We are definitely in the age of the well-wrought period piece and Brooklyn has all the trappings you could want. Adapted from Colm Toibin’s novel the film showcases a pure, noble heroine in Eillis Lacy who like many others makes the journey from her homeland of Ireland to the golden-paved streets of New York.
It’s important to note that the year is 1952 and so being an immigrant is not quite the same as it used to be. Eillis certainly must get used to a foreign land, but it’s more civilized and manageable than years gone by. An Irish father named Father Flood (Jim Broadbent), already living in America, became her savior because her sister Rose had asked him to help her little sister. In a new land, she must get accustomed to the boarding house lifestyle and work at a high-end department store. It’s difficult. She’s homesick. There’s so much to adapt to. But the bottom line is that Eillis succeeds because she is a pleasant, hardworking girl of great individual intelligence.
She gels with her landlady and fellow residents enough to gain their respect. And Her life continues as follows: lively gossip at the dinner table, dance halls become the local watering holes, and the daily revolving door of the department store greets her every day. Meanwhile, while helping the Father, he gets her access to night classes so she can take up bookkeeping. She is making something of herself, but greatest of all, she finds a man!
He’s an Italian plumber with an extensive family, but most importantly he’s conscientious and kind. Young love buds and begins to blossom between Tony (Emory Cohen) and Eillis. They go to the pictures to Singin’ in the Rain and Tony acknowledges his deep appreciation for the Brooklyn Dodgers. More than that he confesses his love for Eillis and she returns his feelings. They could not be happier and they certainly deserve to be happy together. However, as often happens in life, our pleasant times are often rained on by tragedy. Eillis receives news that her dear sister Rose has died, leaving their mother alone. Eillis must make the journey back home, leaving Tony, but not before making a major vow to him.
Back home Eillis sees old friends, takes up her sister’s old job as a favor to the company, and finds herself getting set up with a gentlemanly local boy named Jim Farell (Domnhall Gleeson). It’s a little slice of paradise that quietly calls to Eillis. Coaxing her to stay in the land of her kith and kin. It’s a tantalizing offer, but the inviting lights of Brooklyn still wait for her.
While Brooklyn lacks the rough-hewn edge of many other narratives that spring to mind, it’s a wonderfully emotive film that becomes a hauntingly beautiful portrait of immigrant life. It’s a story where oceans separate people like solitary beacons standing on the shoreline. Eillis has a fissure cutting through her existence with the two sides slowly drifting apart. She must make a choice. The key to the film’s dramatic tension is that all roads feel inherently good, all the main players seem agreeable. With all that to mull over, what is the right choice? It becomes a task of parsing through her own identity, what it means to be Irish, what it means to be a woman, and what it means to be a person of two lands.

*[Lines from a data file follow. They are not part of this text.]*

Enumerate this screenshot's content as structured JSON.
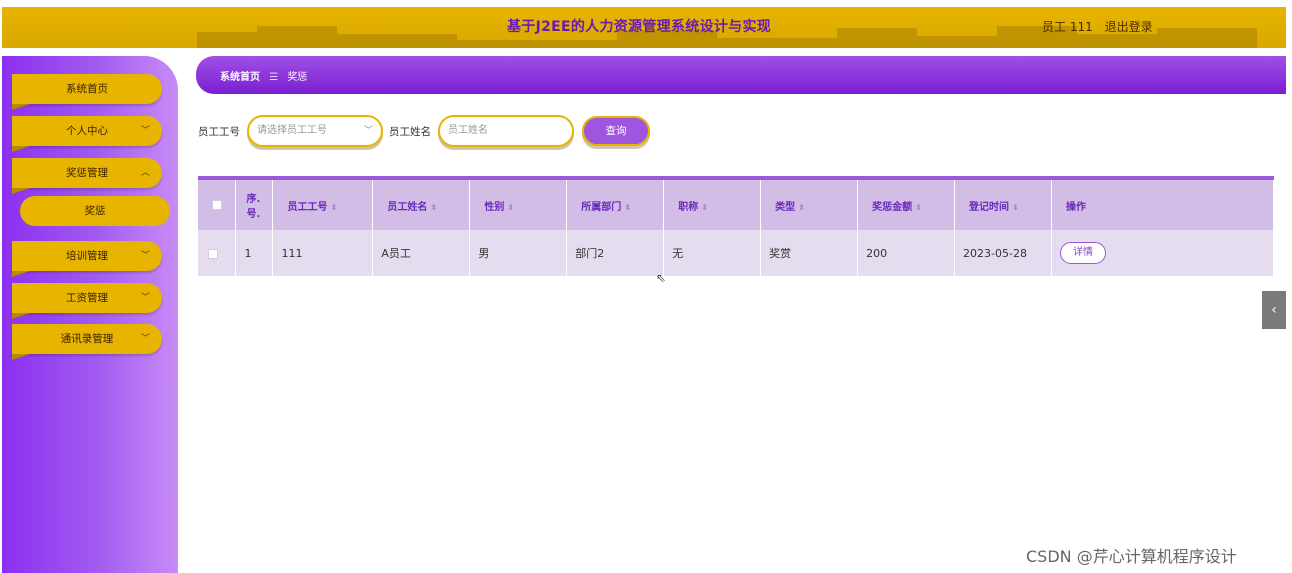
{
  "header": {
    "title": "基于J2EE的人力资源管理系统设计与实现",
    "user_label": "员工 111",
    "logout": "退出登录"
  },
  "sidebar": {
    "items": [
      {
        "label": "系统首页"
      },
      {
        "label": "个人中心",
        "chevron": "﹀"
      },
      {
        "label": "奖惩管理",
        "chevron": "︿"
      },
      {
        "label": "奖惩"
      },
      {
        "label": "培训管理",
        "chevron": "﹀"
      },
      {
        "label": "工资管理",
        "chevron": "﹀"
      },
      {
        "label": "通讯录管理",
        "chevron": "﹀"
      }
    ]
  },
  "breadcrumb": {
    "home": "系统首页",
    "sep_icon": "☰",
    "current": "奖惩"
  },
  "search": {
    "emp_no_label": "员工工号",
    "emp_no_placeholder": "请选择员工工号",
    "emp_name_label": "员工姓名",
    "emp_name_placeholder": "员工姓名",
    "query_button": "查询"
  },
  "table": {
    "headers": [
      "序.号.",
      "员工工号",
      "员工姓名",
      "性别",
      "所属部门",
      "职称",
      "类型",
      "奖惩金额",
      "登记时间",
      "操作"
    ],
    "rows": [
      {
        "index": "1",
        "emp_no": "111",
        "name": "A员工",
        "gender": "男",
        "dept": "部门2",
        "title": "无",
        "type": "奖赏",
        "amount": "200",
        "date": "2023-05-28",
        "action": "详情"
      }
    ]
  },
  "edge_tab_icon": "‹",
  "watermark": "CSDN @芹心计算机程序设计"
}
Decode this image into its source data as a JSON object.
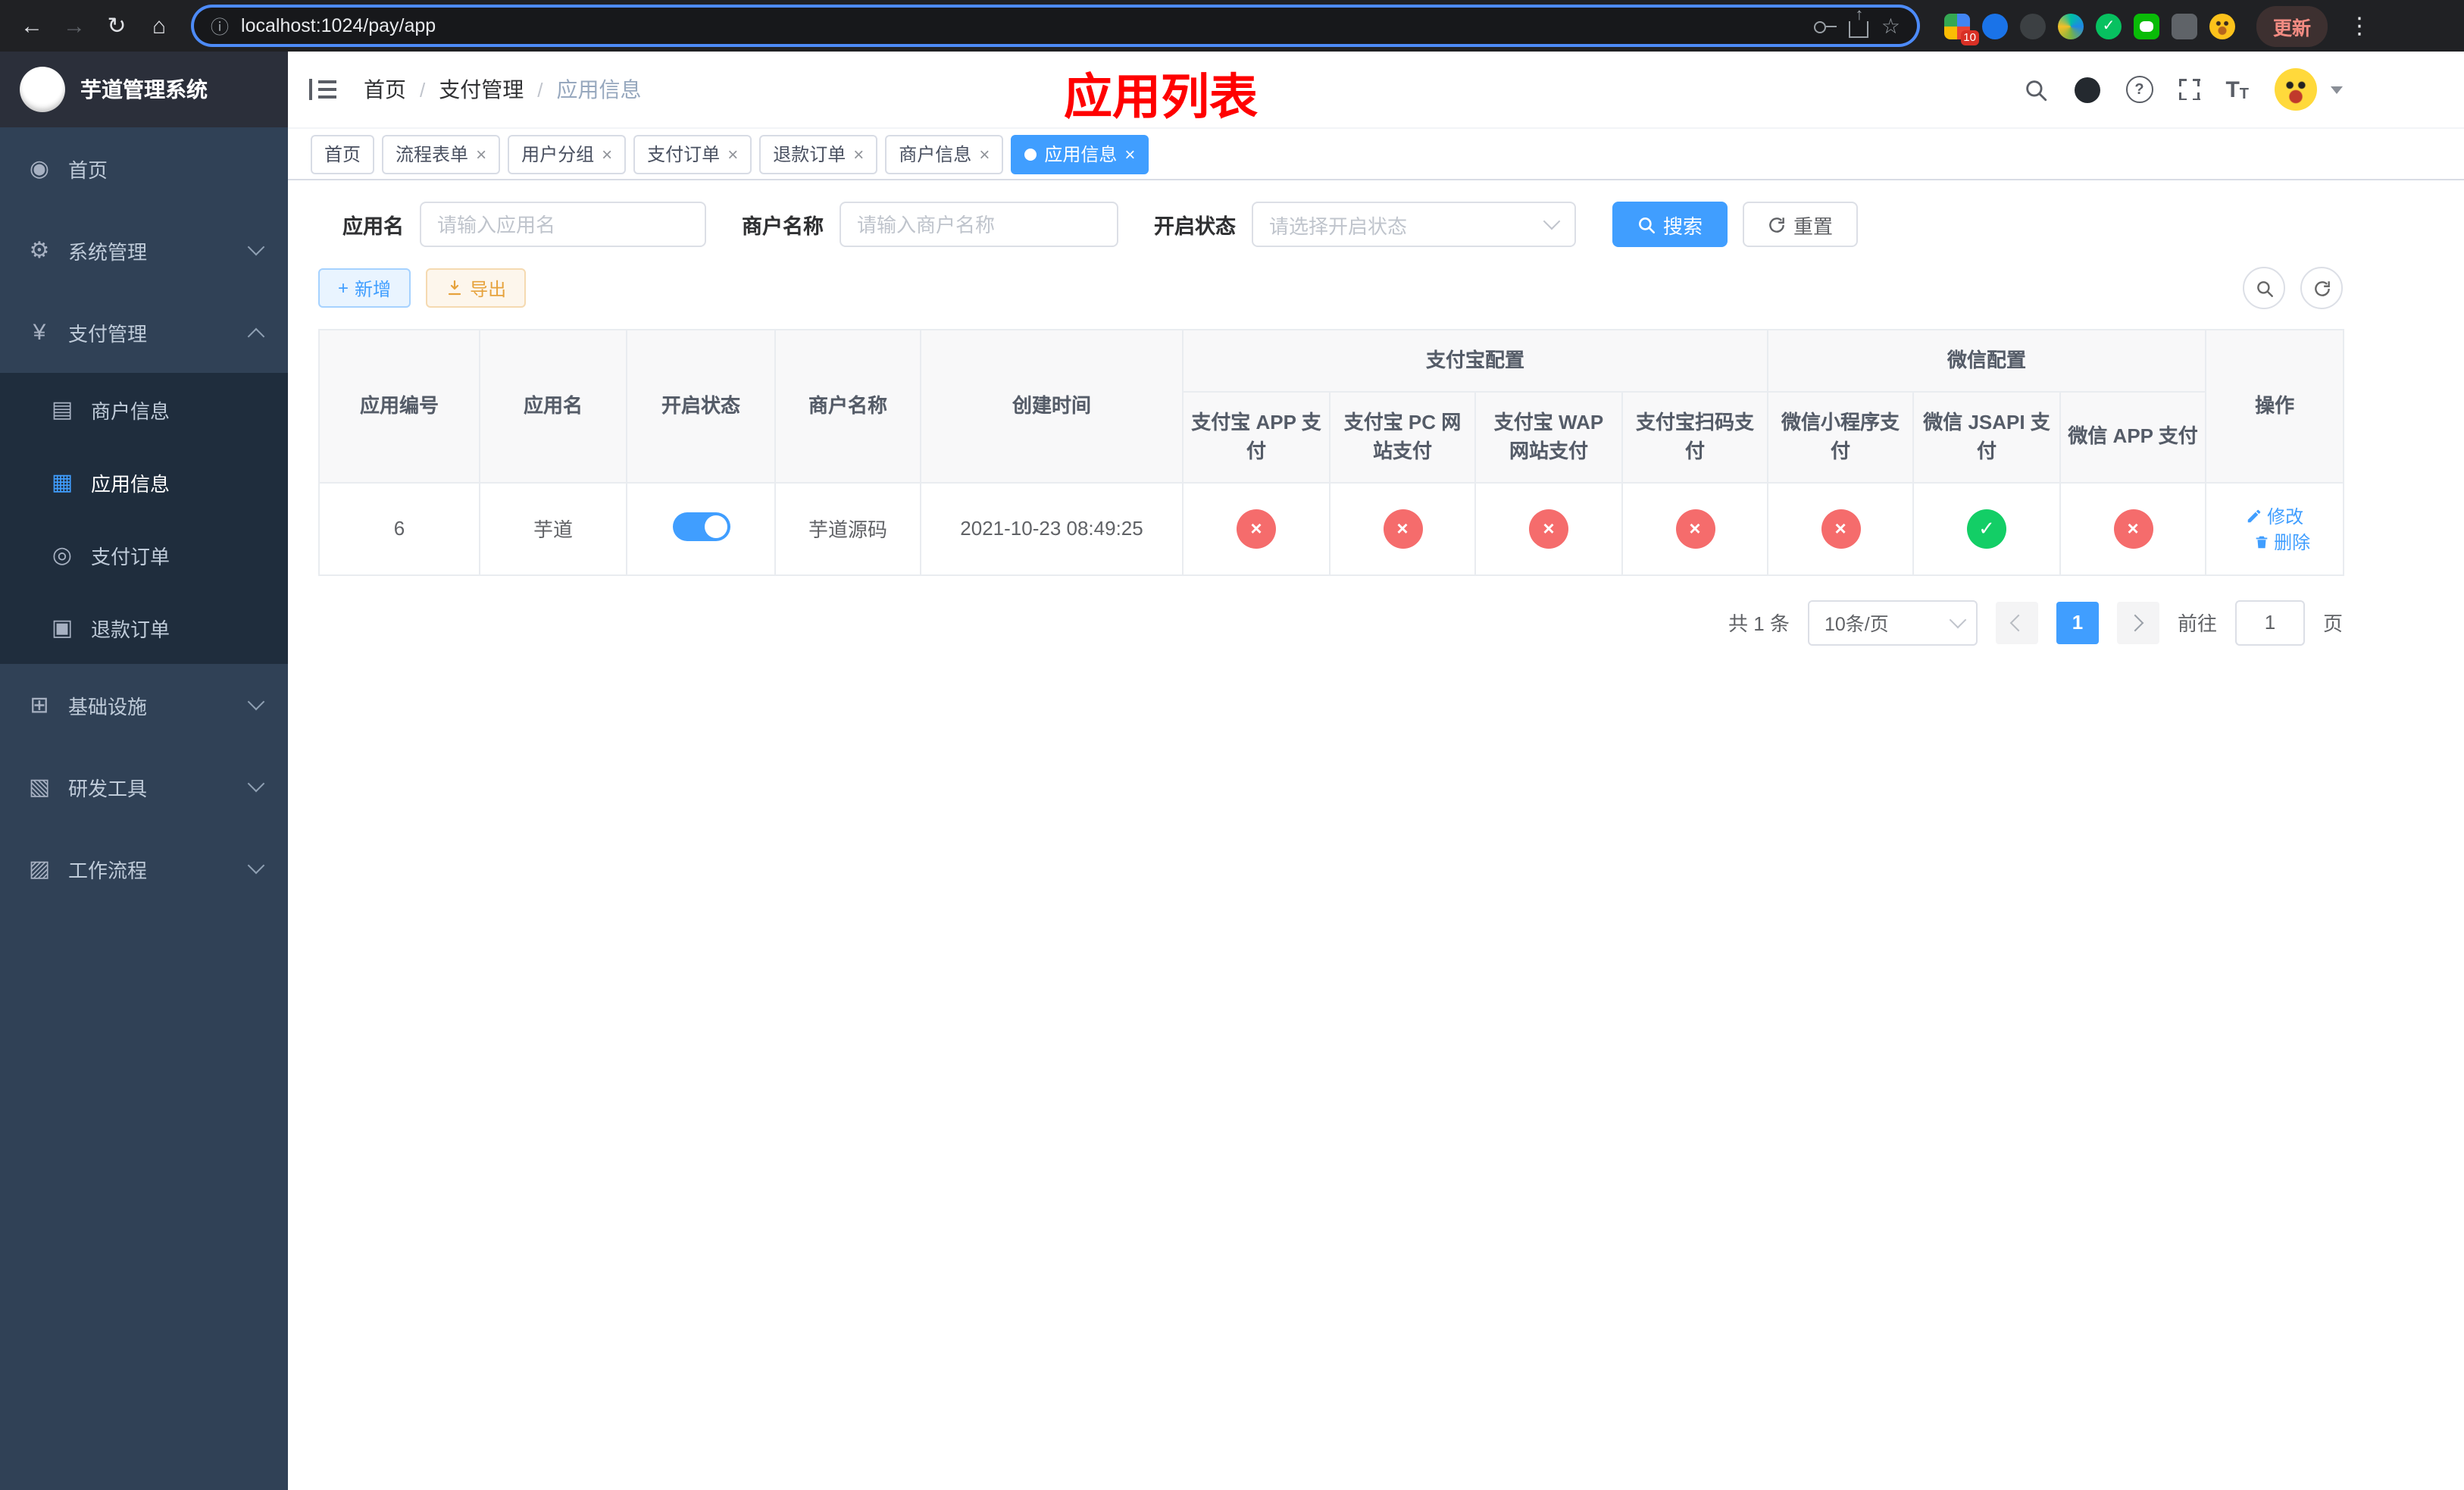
{
  "browser": {
    "url": "localhost:1024/pay/app",
    "update_label": "更新",
    "extension_badge": "10"
  },
  "overlay": {
    "title": "应用列表",
    "color": "#ff0000"
  },
  "colors": {
    "accent": "#409eff",
    "danger": "#f56c6c",
    "success": "#13ce66",
    "warning": "#e6a23c"
  },
  "icons": {
    "back": "←",
    "forward": "→",
    "reload": "↻",
    "home": "⌂",
    "info": "ⓘ",
    "star": "☆",
    "dots": "⋮",
    "close": "×",
    "check": "✓",
    "cross": "×",
    "question": "?",
    "plus": "+",
    "font_big": "T",
    "font_small": "T"
  },
  "sidebar": {
    "title": "芋道管理系统",
    "items": [
      {
        "label": "首页",
        "icon": "dashboard",
        "glyph": "◉"
      },
      {
        "label": "系统管理",
        "icon": "gear",
        "glyph": "⚙"
      },
      {
        "label": "支付管理",
        "icon": "yen",
        "glyph": "¥"
      },
      {
        "label": "商户信息",
        "icon": "merchant-card",
        "glyph": "▤"
      },
      {
        "label": "应用信息",
        "icon": "app-grid",
        "glyph": "▦"
      },
      {
        "label": "支付订单",
        "icon": "pay-order",
        "glyph": "◎"
      },
      {
        "label": "退款订单",
        "icon": "refund-order",
        "glyph": "▣"
      },
      {
        "label": "基础设施",
        "icon": "infrastructure",
        "glyph": "⊞"
      },
      {
        "label": "研发工具",
        "icon": "dev-tools",
        "glyph": "▧"
      },
      {
        "label": "工作流程",
        "icon": "workflow",
        "glyph": "▨"
      }
    ]
  },
  "breadcrumb": {
    "items": [
      "首页",
      "支付管理",
      "应用信息"
    ],
    "separator": "/"
  },
  "tabs": [
    {
      "label": "首页"
    },
    {
      "label": "流程表单"
    },
    {
      "label": "用户分组"
    },
    {
      "label": "支付订单"
    },
    {
      "label": "退款订单"
    },
    {
      "label": "商户信息"
    },
    {
      "label": "应用信息"
    }
  ],
  "filters": {
    "app_name": {
      "label": "应用名",
      "placeholder": "请输入应用名",
      "value": ""
    },
    "merchant_name": {
      "label": "商户名称",
      "placeholder": "请输入商户名称",
      "value": ""
    },
    "status": {
      "label": "开启状态",
      "placeholder": "请选择开启状态",
      "value": ""
    },
    "search_label": "搜索",
    "reset_label": "重置"
  },
  "toolbar": {
    "add_label": "新增",
    "export_label": "导出"
  },
  "table": {
    "headers": {
      "app_id": "应用编号",
      "app_name": "应用名",
      "status": "开启状态",
      "merchant": "商户名称",
      "created": "创建时间",
      "alipay_group": "支付宝配置",
      "wechat_group": "微信配置",
      "alipay_app": "支付宝 APP 支付",
      "alipay_pc": "支付宝 PC 网站支付",
      "alipay_wap": "支付宝 WAP 网站支付",
      "alipay_qr": "支付宝扫码支付",
      "wechat_mini": "微信小程序支付",
      "wechat_jsapi": "微信 JSAPI 支付",
      "wechat_app": "微信 APP 支付",
      "actions": "操作"
    },
    "rows": [
      {
        "app_id": "6",
        "app_name": "芋道",
        "enabled": true,
        "merchant": "芋道源码",
        "created": "2021-10-23 08:49:25",
        "configs": [
          false,
          false,
          false,
          false,
          false,
          true,
          false
        ]
      }
    ],
    "row_actions": {
      "edit": "修改",
      "delete": "删除"
    }
  },
  "pagination": {
    "total": "共 1 条",
    "page_size": "10条/页",
    "page": "1",
    "goto_label": "前往",
    "goto_value": "1",
    "page_unit": "页"
  }
}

That rich, mellifluous Irish brogue of Saoirse Ronan is a beautiful melody that brings a wide-eyed sincerity to Brooklyn’s leading role. But just as importantly both Emory Cohen and Domhnall Gleeson carry their own degrees of charm that nevertheless set them apart from each other. Although Brooklyn does have it’s dramatic moments, it has enough grace for lightness and laughs and it really profits from that. These characters are generally good, as often funny as they are serious. They feel natural.
Brooklyn has the technicolor tones that have come in fashion for denoting a bygone era, and that era is worth at least acknowledging. It’s an age with Ebbetts Field and The Quiet Man. The deep, forgotten depths of handwritten letters and more richly religious overtones. It also reflected different gender expectations and expectations of class and race. But this love story grabs hold of all that is upright and pure about young love and waves it like a banner. It’s about the little things. Learning how to eat spaghetti to impress the parents. Sharing your feelings in the tunnel of love, meet-cutes in dance halls, and reunions on lonely street corners. It’s beautiful and stirringly romantic — even unabashedly so — and in this day and age, that’s not something to take lightly.
“I see now that giddiness is the eighth deadly sin” ~ Landlady